## [Task details]
The full set of records must be set down verbatim.

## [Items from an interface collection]
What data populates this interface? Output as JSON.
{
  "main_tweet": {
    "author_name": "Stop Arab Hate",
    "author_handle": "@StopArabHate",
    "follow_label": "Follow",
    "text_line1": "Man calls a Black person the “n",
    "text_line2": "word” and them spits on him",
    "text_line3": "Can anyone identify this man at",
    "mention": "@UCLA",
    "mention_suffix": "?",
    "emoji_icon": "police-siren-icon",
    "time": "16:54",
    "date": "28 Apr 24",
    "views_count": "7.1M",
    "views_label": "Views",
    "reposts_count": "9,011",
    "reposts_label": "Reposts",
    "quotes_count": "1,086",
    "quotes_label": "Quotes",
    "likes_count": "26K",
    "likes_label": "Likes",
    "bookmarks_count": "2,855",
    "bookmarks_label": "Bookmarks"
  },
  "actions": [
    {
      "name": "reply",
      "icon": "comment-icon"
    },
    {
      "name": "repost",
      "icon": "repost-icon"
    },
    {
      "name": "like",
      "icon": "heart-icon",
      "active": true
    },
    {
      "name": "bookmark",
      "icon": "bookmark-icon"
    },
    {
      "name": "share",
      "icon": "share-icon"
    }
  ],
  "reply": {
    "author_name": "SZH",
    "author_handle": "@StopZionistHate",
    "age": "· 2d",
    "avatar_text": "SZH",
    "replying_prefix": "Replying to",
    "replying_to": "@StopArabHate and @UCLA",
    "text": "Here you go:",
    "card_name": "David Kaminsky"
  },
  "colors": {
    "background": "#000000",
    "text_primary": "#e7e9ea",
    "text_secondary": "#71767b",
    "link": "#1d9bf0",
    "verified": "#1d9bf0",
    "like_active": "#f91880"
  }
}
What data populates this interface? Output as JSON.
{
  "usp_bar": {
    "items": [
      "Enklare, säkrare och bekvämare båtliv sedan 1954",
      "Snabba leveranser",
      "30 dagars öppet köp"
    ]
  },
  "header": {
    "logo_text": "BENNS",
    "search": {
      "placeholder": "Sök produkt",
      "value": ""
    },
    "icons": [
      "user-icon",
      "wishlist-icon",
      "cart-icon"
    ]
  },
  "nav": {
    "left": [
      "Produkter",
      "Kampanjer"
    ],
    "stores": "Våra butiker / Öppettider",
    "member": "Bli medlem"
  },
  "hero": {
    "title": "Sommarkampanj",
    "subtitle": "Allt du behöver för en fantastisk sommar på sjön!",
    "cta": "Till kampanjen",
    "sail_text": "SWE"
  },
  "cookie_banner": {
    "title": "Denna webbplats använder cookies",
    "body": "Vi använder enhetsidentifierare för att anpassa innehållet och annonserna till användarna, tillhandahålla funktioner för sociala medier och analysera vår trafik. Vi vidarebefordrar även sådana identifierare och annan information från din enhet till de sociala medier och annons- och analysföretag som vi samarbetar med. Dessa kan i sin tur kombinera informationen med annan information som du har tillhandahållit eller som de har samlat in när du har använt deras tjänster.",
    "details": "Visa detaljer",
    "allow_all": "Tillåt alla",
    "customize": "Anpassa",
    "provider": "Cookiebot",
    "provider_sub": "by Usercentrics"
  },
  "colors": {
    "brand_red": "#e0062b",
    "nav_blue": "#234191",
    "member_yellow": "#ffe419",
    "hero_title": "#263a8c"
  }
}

## [Response for this exercise]
What data populates this interface? Output as JSON.
{
  "main_tweet": {
    "author_name": "Stop Arab Hate",
    "author_handle": "@StopArabHate",
    "follow_label": "Follow",
    "text_line1": "Man calls a Black person the “n",
    "text_line2": "word” and them spits on him",
    "text_line3": "Can anyone identify this man at",
    "mention": "@UCLA",
    "mention_suffix": "?",
    "emoji_icon": "police-siren-icon",
    "time": "16:54",
    "date": "28 Apr 24",
    "views_count": "7.1M",
    "views_label": "Views",
    "reposts_count": "9,011",
    "reposts_label": "Reposts",
    "quotes_count": "1,086",
    "quotes_label": "Quotes",
    "likes_count": "26K",
    "likes_label": "Likes",
    "bookmarks_count": "2,855",
    "bookmarks_label": "Bookmarks"
  },
  "actions": [
    {
      "name": "reply",
      "icon": "comment-icon"
    },
    {
      "name": "repost",
      "icon": "repost-icon"
    },
    {
      "name": "like",
      "icon": "heart-icon",
      "active": true
    },
    {
      "name": "bookmark",
      "icon": "bookmark-icon"
    },
    {
      "name": "share",
      "icon": "share-icon"
    }
  ],
  "reply": {
    "author_name": "SZH",
    "author_handle": "@StopZionistHate",
    "age": "· 2d",
    "avatar_text": "SZH",
    "replying_prefix": "Replying to",
    "replying_to": "@StopArabHate and @UCLA",
    "text": "Here you go:",
    "card_name": "David Kaminsky"
  },
  "colors": {
    "background": "#000000",
    "text_primary": "#e7e9ea",
    "text_secondary": "#71767b",
    "link": "#1d9bf0",
    "verified": "#1d9bf0",
    "like_active": "#f91880"
  }
}
What data populates this interface? Output as JSON.
{
  "usp_bar": {
    "items": [
      "Enklare, säkrare och bekvämare båtliv sedan 1954",
      "Snabba leveranser",
      "30 dagars öppet köp"
    ]
  },
  "header": {
    "logo_text": "BENNS",
    "search": {
      "placeholder": "Sök produkt",
      "value": ""
    },
    "icons": [
      "user-icon",
      "wishlist-icon",
      "cart-icon"
    ]
  },
  "nav": {
    "left": [
      "Produkter",
      "Kampanjer"
    ],
    "stores": "Våra butiker / Öppettider",
    "member": "Bli medlem"
  },
  "hero": {
    "title": "Sommarkampanj",
    "subtitle": "Allt du behöver för en fantastisk sommar på sjön!",
    "cta": "Till kampanjen",
    "sail_text": "SWE"
  },
  "cookie_banner": {
    "title": "Denna webbplats använder cookies",
    "body": "Vi använder enhetsidentifierare för att anpassa innehållet och annonserna till användarna, tillhandahålla funktioner för sociala medier och analysera vår trafik. Vi vidarebefordrar även sådana identifierare och annan information från din enhet till de sociala medier och annons- och analysföretag som vi samarbetar med. Dessa kan i sin tur kombinera informationen med annan information som du har tillhandahållit eller som de har samlat in när du har använt deras tjänster.",
    "details": "Visa detaljer",
    "allow_all": "Tillåt alla",
    "customize": "Anpassa",
    "provider": "Cookiebot",
    "provider_sub": "by Usercentrics"
  },
  "colors": {
    "brand_red": "#e0062b",
    "nav_blue": "#234191",
    "member_yellow": "#ffe419",
    "hero_title": "#263a8c"
  }
}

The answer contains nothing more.